The task calls for each line of the records below in which the word "this" appears.
^^^^^^^^
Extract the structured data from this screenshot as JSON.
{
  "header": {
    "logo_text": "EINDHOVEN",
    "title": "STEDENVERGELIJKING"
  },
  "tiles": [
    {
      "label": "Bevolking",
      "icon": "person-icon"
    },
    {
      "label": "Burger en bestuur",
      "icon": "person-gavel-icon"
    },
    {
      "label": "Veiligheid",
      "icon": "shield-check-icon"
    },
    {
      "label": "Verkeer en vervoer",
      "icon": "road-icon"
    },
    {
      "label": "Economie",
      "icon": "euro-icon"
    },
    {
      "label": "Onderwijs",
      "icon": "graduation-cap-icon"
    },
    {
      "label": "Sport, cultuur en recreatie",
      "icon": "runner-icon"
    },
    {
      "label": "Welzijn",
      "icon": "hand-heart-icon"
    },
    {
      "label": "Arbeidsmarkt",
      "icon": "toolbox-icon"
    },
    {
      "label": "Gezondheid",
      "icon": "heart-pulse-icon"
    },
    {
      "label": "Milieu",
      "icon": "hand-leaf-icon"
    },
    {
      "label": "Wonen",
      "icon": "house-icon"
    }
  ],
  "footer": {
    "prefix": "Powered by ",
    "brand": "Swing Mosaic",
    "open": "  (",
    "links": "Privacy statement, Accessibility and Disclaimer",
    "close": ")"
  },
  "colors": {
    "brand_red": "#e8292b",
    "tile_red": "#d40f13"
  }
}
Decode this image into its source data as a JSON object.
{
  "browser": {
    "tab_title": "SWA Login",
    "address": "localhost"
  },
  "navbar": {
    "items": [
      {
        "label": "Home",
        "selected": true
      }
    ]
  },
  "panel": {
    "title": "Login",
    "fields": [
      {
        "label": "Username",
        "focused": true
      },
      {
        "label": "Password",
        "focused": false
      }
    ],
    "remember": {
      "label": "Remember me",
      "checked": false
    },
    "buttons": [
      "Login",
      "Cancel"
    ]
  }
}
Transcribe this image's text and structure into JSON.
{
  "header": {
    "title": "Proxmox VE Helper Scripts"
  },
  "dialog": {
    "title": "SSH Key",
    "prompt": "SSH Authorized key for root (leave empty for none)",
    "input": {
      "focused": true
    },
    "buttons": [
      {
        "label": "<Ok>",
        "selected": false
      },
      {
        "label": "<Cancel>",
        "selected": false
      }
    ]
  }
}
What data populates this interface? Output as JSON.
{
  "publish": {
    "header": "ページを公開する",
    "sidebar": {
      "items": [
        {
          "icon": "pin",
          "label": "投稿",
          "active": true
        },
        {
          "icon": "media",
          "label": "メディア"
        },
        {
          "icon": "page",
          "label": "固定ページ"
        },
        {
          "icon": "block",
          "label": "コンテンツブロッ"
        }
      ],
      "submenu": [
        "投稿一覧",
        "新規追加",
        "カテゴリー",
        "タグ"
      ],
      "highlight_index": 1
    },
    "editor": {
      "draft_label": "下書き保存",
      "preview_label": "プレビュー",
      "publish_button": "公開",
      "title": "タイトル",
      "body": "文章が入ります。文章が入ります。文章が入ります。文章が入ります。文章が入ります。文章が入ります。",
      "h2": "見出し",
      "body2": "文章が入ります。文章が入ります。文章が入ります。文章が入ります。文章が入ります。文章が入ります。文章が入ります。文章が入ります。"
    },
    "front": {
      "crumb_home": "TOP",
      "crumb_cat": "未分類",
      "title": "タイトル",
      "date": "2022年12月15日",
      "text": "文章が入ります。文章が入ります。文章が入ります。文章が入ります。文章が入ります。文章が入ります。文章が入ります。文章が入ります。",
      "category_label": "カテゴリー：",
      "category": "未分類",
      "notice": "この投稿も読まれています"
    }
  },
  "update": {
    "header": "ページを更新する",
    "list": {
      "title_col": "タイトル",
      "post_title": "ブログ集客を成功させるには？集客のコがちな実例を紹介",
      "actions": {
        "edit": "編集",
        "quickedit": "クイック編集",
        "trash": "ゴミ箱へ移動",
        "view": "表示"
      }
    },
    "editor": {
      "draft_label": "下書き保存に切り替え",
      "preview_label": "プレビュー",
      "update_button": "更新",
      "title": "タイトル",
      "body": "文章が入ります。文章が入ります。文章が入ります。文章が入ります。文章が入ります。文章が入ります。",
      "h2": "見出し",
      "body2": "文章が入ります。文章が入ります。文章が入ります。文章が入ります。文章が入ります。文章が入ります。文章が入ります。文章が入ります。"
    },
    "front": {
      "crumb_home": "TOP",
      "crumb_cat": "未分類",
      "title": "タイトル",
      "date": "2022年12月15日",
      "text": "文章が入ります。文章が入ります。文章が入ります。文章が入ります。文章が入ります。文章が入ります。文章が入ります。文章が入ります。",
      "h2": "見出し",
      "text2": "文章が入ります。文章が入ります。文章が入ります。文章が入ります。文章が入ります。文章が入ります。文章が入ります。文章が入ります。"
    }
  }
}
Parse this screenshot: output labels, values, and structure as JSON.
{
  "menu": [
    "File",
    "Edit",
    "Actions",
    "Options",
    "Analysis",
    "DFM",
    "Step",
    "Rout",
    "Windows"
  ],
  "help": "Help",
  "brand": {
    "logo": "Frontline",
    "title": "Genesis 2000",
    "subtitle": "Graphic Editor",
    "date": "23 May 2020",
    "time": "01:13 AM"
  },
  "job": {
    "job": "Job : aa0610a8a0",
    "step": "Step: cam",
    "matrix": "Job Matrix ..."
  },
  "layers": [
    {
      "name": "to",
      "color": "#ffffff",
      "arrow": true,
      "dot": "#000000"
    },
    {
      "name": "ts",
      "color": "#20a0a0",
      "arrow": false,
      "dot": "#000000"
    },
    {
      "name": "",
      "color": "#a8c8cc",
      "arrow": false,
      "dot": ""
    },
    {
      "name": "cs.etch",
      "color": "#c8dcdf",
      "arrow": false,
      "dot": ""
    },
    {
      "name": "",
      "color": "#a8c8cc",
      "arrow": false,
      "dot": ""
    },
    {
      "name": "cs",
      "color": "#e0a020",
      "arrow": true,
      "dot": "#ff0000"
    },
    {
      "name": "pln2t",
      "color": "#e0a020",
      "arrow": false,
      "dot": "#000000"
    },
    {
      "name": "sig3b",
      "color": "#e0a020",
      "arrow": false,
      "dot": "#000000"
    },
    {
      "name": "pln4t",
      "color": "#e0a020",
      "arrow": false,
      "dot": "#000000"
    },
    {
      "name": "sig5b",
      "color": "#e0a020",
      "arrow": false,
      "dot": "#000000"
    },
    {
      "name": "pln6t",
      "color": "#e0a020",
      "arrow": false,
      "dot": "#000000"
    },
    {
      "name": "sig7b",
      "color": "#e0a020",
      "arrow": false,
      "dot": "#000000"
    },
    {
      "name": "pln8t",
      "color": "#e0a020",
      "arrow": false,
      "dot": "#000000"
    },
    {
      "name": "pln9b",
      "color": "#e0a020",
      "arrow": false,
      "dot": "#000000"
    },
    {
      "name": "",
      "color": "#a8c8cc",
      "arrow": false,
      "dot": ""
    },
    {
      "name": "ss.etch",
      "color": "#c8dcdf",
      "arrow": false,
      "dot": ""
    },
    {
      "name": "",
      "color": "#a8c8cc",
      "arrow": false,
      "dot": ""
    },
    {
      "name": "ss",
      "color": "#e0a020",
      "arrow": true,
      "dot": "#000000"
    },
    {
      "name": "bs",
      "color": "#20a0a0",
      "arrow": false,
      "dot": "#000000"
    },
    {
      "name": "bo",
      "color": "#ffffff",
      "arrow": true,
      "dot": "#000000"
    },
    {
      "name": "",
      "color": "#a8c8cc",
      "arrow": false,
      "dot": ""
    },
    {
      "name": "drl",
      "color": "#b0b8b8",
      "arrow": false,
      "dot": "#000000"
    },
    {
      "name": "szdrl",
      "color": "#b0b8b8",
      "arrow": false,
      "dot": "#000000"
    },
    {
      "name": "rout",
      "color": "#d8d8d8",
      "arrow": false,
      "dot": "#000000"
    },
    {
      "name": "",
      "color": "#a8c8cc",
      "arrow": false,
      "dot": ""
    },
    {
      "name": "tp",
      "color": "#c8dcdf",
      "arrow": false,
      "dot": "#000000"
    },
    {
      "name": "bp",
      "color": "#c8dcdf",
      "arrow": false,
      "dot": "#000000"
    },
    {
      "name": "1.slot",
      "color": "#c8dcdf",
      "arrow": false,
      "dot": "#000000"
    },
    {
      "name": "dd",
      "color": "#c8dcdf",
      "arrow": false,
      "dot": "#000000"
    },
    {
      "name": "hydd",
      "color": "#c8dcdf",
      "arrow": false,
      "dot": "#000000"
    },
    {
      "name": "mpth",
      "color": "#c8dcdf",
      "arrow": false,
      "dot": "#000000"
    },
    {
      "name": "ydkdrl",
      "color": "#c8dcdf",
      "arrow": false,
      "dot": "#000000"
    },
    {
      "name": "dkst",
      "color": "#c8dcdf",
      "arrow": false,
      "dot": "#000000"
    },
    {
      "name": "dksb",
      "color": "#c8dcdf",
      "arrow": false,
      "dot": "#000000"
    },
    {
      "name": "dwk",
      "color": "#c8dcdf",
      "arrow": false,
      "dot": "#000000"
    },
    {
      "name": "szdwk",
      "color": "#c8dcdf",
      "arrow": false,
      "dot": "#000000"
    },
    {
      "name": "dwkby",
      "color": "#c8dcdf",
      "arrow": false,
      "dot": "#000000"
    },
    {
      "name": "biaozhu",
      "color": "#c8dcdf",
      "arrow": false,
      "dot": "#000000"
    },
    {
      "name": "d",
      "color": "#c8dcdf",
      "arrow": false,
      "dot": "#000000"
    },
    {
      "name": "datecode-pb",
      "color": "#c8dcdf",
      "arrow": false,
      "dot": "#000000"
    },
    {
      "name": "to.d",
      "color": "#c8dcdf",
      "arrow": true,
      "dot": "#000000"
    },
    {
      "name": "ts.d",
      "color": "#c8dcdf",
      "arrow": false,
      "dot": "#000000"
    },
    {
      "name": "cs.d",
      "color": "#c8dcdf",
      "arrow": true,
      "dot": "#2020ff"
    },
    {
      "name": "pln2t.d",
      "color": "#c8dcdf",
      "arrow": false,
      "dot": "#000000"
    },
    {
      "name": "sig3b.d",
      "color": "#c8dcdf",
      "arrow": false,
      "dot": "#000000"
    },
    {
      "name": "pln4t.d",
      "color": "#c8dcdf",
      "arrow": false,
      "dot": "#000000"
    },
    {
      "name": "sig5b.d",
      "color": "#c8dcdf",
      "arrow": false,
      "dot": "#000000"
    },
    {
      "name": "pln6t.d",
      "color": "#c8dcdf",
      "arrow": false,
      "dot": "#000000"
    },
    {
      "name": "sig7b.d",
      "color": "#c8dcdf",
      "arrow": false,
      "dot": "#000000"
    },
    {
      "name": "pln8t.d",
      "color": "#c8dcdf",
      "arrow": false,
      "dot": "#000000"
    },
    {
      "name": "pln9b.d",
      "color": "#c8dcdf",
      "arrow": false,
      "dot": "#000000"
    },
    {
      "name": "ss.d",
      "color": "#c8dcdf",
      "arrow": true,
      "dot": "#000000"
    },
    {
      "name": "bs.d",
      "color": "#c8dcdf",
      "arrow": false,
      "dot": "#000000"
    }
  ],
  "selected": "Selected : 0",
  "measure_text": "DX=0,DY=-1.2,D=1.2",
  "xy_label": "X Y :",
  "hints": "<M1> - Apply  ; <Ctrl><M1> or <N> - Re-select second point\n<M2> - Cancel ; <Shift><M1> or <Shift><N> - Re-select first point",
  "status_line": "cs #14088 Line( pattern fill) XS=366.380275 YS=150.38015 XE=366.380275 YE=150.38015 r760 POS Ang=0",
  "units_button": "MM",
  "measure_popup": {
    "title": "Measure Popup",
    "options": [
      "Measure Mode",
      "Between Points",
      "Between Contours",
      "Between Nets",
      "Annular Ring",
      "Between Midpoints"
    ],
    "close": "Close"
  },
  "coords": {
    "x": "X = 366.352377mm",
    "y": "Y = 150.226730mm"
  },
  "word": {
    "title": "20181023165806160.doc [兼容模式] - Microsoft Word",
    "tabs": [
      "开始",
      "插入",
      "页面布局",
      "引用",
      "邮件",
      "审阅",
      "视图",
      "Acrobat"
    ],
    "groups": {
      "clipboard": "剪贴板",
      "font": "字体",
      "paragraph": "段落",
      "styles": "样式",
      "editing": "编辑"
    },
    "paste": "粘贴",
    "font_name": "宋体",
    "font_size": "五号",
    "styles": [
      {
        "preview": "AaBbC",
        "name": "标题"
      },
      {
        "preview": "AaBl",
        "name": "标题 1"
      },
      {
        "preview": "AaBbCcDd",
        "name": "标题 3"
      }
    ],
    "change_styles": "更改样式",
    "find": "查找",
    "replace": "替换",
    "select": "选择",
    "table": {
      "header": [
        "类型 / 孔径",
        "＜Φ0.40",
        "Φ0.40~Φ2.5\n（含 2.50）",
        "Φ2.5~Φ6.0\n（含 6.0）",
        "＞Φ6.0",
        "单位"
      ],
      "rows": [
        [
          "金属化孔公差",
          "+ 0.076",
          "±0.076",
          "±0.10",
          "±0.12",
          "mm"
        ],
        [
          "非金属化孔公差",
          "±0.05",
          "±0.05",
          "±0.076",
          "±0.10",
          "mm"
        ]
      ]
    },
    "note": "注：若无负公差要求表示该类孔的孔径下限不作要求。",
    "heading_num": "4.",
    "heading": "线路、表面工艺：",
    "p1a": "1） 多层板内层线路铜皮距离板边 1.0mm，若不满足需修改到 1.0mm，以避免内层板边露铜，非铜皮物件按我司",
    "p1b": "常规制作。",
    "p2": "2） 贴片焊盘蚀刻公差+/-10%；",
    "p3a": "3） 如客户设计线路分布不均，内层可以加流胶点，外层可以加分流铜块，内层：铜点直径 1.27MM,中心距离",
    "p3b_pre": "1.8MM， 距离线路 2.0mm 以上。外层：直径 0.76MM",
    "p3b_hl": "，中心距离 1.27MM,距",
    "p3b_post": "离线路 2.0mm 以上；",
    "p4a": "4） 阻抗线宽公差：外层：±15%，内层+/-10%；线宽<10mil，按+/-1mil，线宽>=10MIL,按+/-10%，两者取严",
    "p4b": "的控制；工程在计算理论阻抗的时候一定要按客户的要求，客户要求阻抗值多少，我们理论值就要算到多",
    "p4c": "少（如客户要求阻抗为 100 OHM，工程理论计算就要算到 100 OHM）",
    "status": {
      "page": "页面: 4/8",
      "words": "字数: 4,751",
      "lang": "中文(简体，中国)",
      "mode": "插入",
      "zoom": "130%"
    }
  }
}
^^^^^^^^
• _ANSWER SPACE_:
Extract the structured data from this screenshot as JSON.
Decode this image into its source data as a JSON object.
Transcribe this image's text and structure into JSON.
What data populates this interface? Output as JSON.
Parse this screenshot: output labels, values, and structure as JSON.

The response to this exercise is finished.